Across the entries below, tally every line that holds the word "icon". Give only the tally.
--- Records ---
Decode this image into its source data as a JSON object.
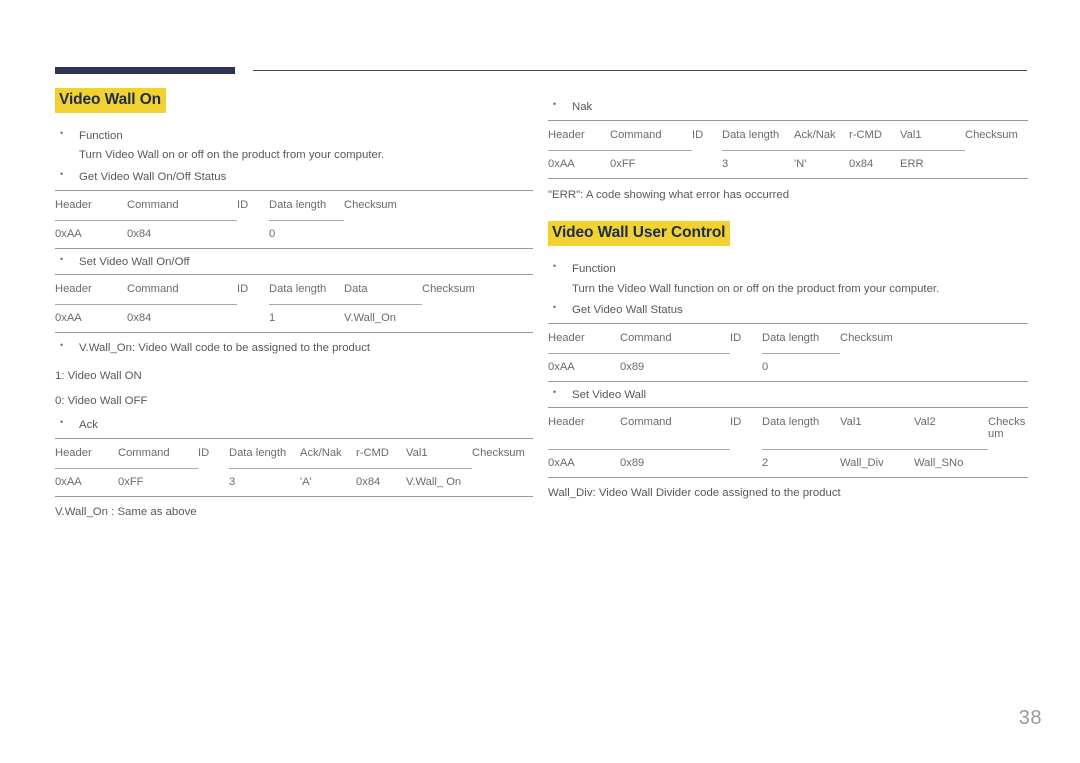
{
  "page": {
    "number": "38",
    "accent_navy": "#2e3455",
    "highlight_yellow": "#f2d22e",
    "rule_color": "#9a9a9a",
    "body_text_color": "#595959"
  },
  "left_column": {
    "heading": "Video Wall On",
    "function_label": "Function",
    "function_text": "Turn Video Wall on or off on the product from your computer.",
    "get_status_label": "Get Video Wall On/Off Status",
    "get_status_table": {
      "headers": [
        "Header",
        "Command",
        "ID",
        "Data length",
        "Checksum"
      ],
      "row": [
        "0xAA",
        "0x84",
        "",
        "0",
        ""
      ]
    },
    "set_label": "Set Video Wall On/Off",
    "set_table": {
      "headers": [
        "Header",
        "Command",
        "ID",
        "Data length",
        "Data",
        "Checksum"
      ],
      "row": [
        "0xAA",
        "0x84",
        "",
        "1",
        "V.Wall_On",
        ""
      ]
    },
    "code_note": "V.Wall_On: Video Wall code to be assigned to the product",
    "code_values": [
      "1: Video Wall ON",
      "0: Video Wall OFF"
    ],
    "ack_label": "Ack",
    "ack_table": {
      "headers": [
        "Header",
        "Command",
        "ID",
        "Data length",
        "Ack/Nak",
        "r-CMD",
        "Val1",
        "Checksum"
      ],
      "row": [
        "0xAA",
        "0xFF",
        "",
        "3",
        "'A'",
        "0x84",
        "V.Wall_ On",
        ""
      ]
    },
    "ack_note": "V.Wall_On : Same as above"
  },
  "right_column": {
    "nak_label": "Nak",
    "nak_table": {
      "headers": [
        "Header",
        "Command",
        "ID",
        "Data length",
        "Ack/Nak",
        "r-CMD",
        "Val1",
        "Checksum"
      ],
      "row": [
        "0xAA",
        "0xFF",
        "",
        "3",
        "'N'",
        "0x84",
        "ERR",
        ""
      ]
    },
    "nak_note": "\"ERR\": A code showing what error has occurred",
    "heading": "Video Wall User Control",
    "function_label": "Function",
    "function_text": "Turn the Video Wall function on or off on the product from your computer.",
    "get_status_label": "Get Video Wall Status",
    "get_status_table": {
      "headers": [
        "Header",
        "Command",
        "ID",
        "Data length",
        "Checksum"
      ],
      "row": [
        "0xAA",
        "0x89",
        "",
        "0",
        ""
      ]
    },
    "set_label": "Set Video Wall",
    "set_table": {
      "headers": [
        "Header",
        "Command",
        "ID",
        "Data length",
        "Val1",
        "Val2",
        "Checksum"
      ],
      "row": [
        "0xAA",
        "0x89",
        "",
        "2",
        "Wall_Div",
        "Wall_SNo",
        ""
      ]
    },
    "set_note": "Wall_Div: Video Wall Divider code assigned to the product"
  }
}
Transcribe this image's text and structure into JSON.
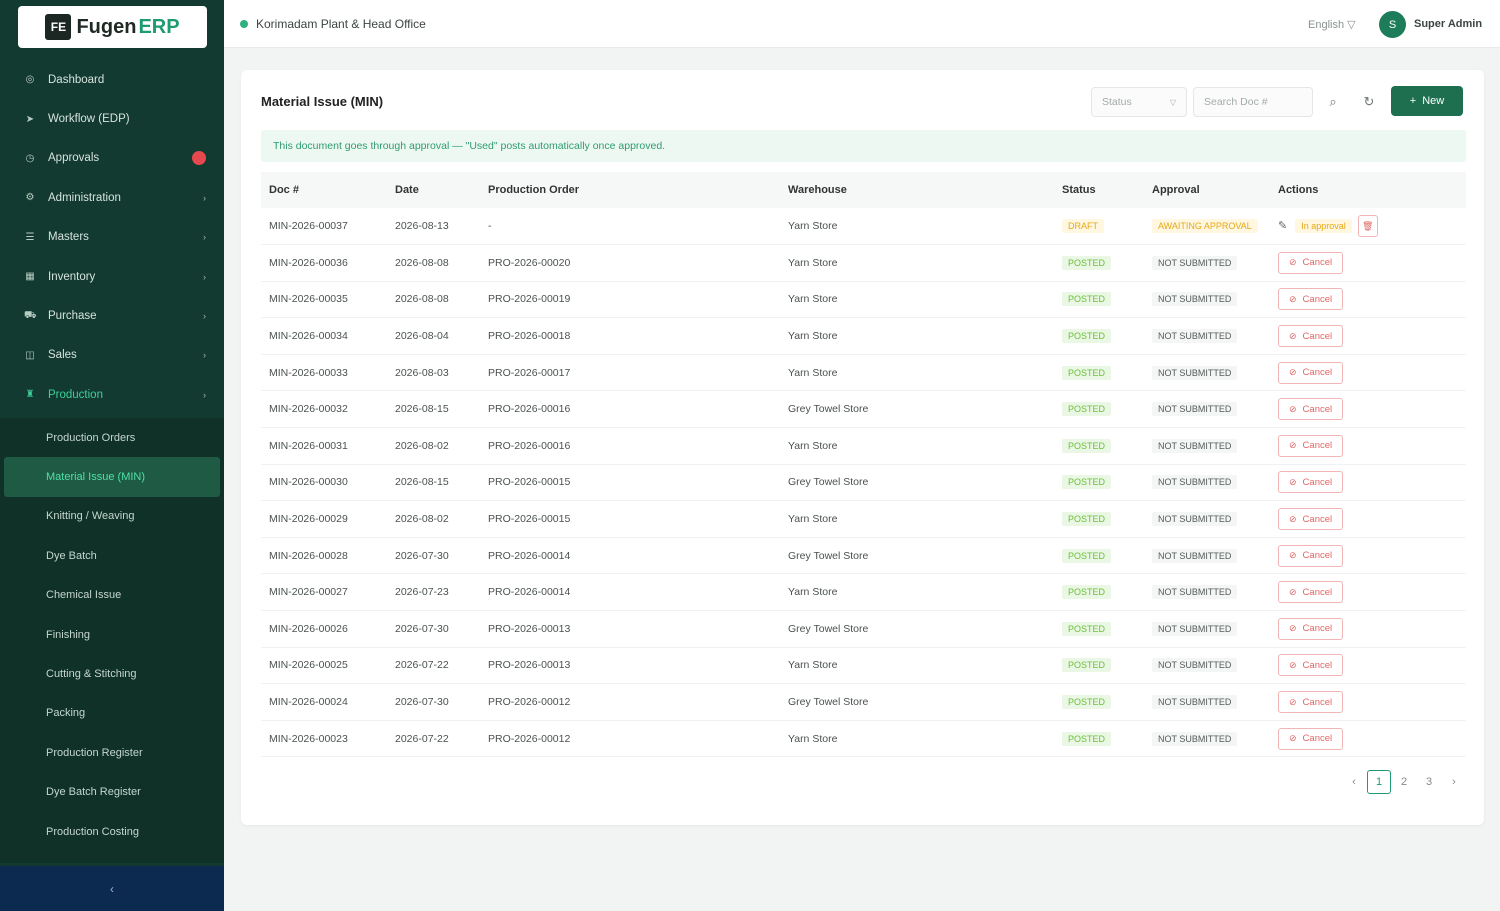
{
  "app": {
    "logo_text": "Fugen",
    "logo_accent": "ERP",
    "accent_color": "#1d6f50"
  },
  "sidebar": {
    "items": [
      {
        "label": "Dashboard",
        "icon": "dashboard-icon",
        "glyph": "◎"
      },
      {
        "label": "Workflow (EDP)",
        "icon": "workflow-icon",
        "glyph": "➤"
      },
      {
        "label": "Approvals",
        "icon": "approvals-icon",
        "glyph": "◷",
        "badge": true
      },
      {
        "label": "Administration",
        "icon": "admin-icon",
        "glyph": "⚙",
        "chevron": true
      },
      {
        "label": "Masters",
        "icon": "masters-icon",
        "glyph": "☰",
        "chevron": true
      },
      {
        "label": "Inventory",
        "icon": "inventory-icon",
        "glyph": "▦",
        "chevron": true
      },
      {
        "label": "Purchase",
        "icon": "purchase-icon",
        "glyph": "⛟",
        "chevron": true
      },
      {
        "label": "Sales",
        "icon": "sales-icon",
        "glyph": "◫",
        "chevron": true
      },
      {
        "label": "Production",
        "icon": "production-icon",
        "glyph": "♜",
        "chevron": true,
        "active": true
      }
    ],
    "submenu": [
      "Production Orders",
      "Material Issue (MIN)",
      "Knitting / Weaving",
      "Dye Batch",
      "Chemical Issue",
      "Finishing",
      "Cutting & Stitching",
      "Packing",
      "Production Register",
      "Dye Batch Register",
      "Production Costing"
    ],
    "active_submenu_index": 1,
    "collapse_label": "‹"
  },
  "topbar": {
    "branch": "Korimadam Plant & Head Office",
    "language": "English ▽",
    "avatar_initial": "S",
    "user_name": "Super Admin"
  },
  "page": {
    "title": "Material Issue (MIN)",
    "status_filter": "Status",
    "search_placeholder": "Search Doc #",
    "new_label": "New",
    "notice": "This document goes through approval — \"Used\" posts automatically once approved."
  },
  "table": {
    "columns": [
      "Doc #",
      "Date",
      "Production Order",
      "Warehouse",
      "Status",
      "Approval",
      "Actions"
    ],
    "rows": [
      {
        "doc": "MIN-2026-00037",
        "date": "2026-08-13",
        "po": "-",
        "wh": "Yarn Store",
        "status": "DRAFT",
        "approval": "AWAITING APPROVAL",
        "action": "draft"
      },
      {
        "doc": "MIN-2026-00036",
        "date": "2026-08-08",
        "po": "PRO-2026-00020",
        "wh": "Yarn Store",
        "status": "POSTED",
        "approval": "NOT SUBMITTED",
        "action": "cancel"
      },
      {
        "doc": "MIN-2026-00035",
        "date": "2026-08-08",
        "po": "PRO-2026-00019",
        "wh": "Yarn Store",
        "status": "POSTED",
        "approval": "NOT SUBMITTED",
        "action": "cancel"
      },
      {
        "doc": "MIN-2026-00034",
        "date": "2026-08-04",
        "po": "PRO-2026-00018",
        "wh": "Yarn Store",
        "status": "POSTED",
        "approval": "NOT SUBMITTED",
        "action": "cancel"
      },
      {
        "doc": "MIN-2026-00033",
        "date": "2026-08-03",
        "po": "PRO-2026-00017",
        "wh": "Yarn Store",
        "status": "POSTED",
        "approval": "NOT SUBMITTED",
        "action": "cancel"
      },
      {
        "doc": "MIN-2026-00032",
        "date": "2026-08-15",
        "po": "PRO-2026-00016",
        "wh": "Grey Towel Store",
        "status": "POSTED",
        "approval": "NOT SUBMITTED",
        "action": "cancel"
      },
      {
        "doc": "MIN-2026-00031",
        "date": "2026-08-02",
        "po": "PRO-2026-00016",
        "wh": "Yarn Store",
        "status": "POSTED",
        "approval": "NOT SUBMITTED",
        "action": "cancel"
      },
      {
        "doc": "MIN-2026-00030",
        "date": "2026-08-15",
        "po": "PRO-2026-00015",
        "wh": "Grey Towel Store",
        "status": "POSTED",
        "approval": "NOT SUBMITTED",
        "action": "cancel"
      },
      {
        "doc": "MIN-2026-00029",
        "date": "2026-08-02",
        "po": "PRO-2026-00015",
        "wh": "Yarn Store",
        "status": "POSTED",
        "approval": "NOT SUBMITTED",
        "action": "cancel"
      },
      {
        "doc": "MIN-2026-00028",
        "date": "2026-07-30",
        "po": "PRO-2026-00014",
        "wh": "Grey Towel Store",
        "status": "POSTED",
        "approval": "NOT SUBMITTED",
        "action": "cancel"
      },
      {
        "doc": "MIN-2026-00027",
        "date": "2026-07-23",
        "po": "PRO-2026-00014",
        "wh": "Yarn Store",
        "status": "POSTED",
        "approval": "NOT SUBMITTED",
        "action": "cancel"
      },
      {
        "doc": "MIN-2026-00026",
        "date": "2026-07-30",
        "po": "PRO-2026-00013",
        "wh": "Grey Towel Store",
        "status": "POSTED",
        "approval": "NOT SUBMITTED",
        "action": "cancel"
      },
      {
        "doc": "MIN-2026-00025",
        "date": "2026-07-22",
        "po": "PRO-2026-00013",
        "wh": "Yarn Store",
        "status": "POSTED",
        "approval": "NOT SUBMITTED",
        "action": "cancel"
      },
      {
        "doc": "MIN-2026-00024",
        "date": "2026-07-30",
        "po": "PRO-2026-00012",
        "wh": "Grey Towel Store",
        "status": "POSTED",
        "approval": "NOT SUBMITTED",
        "action": "cancel"
      },
      {
        "doc": "MIN-2026-00023",
        "date": "2026-07-22",
        "po": "PRO-2026-00012",
        "wh": "Yarn Store",
        "status": "POSTED",
        "approval": "NOT SUBMITTED",
        "action": "cancel"
      }
    ],
    "cancel_label": "Cancel",
    "draft_action_label": "In approval"
  },
  "pagination": {
    "prev": "‹",
    "pages": [
      "1",
      "2",
      "3"
    ],
    "current": "1",
    "next": "›"
  }
}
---
Problem solution: 9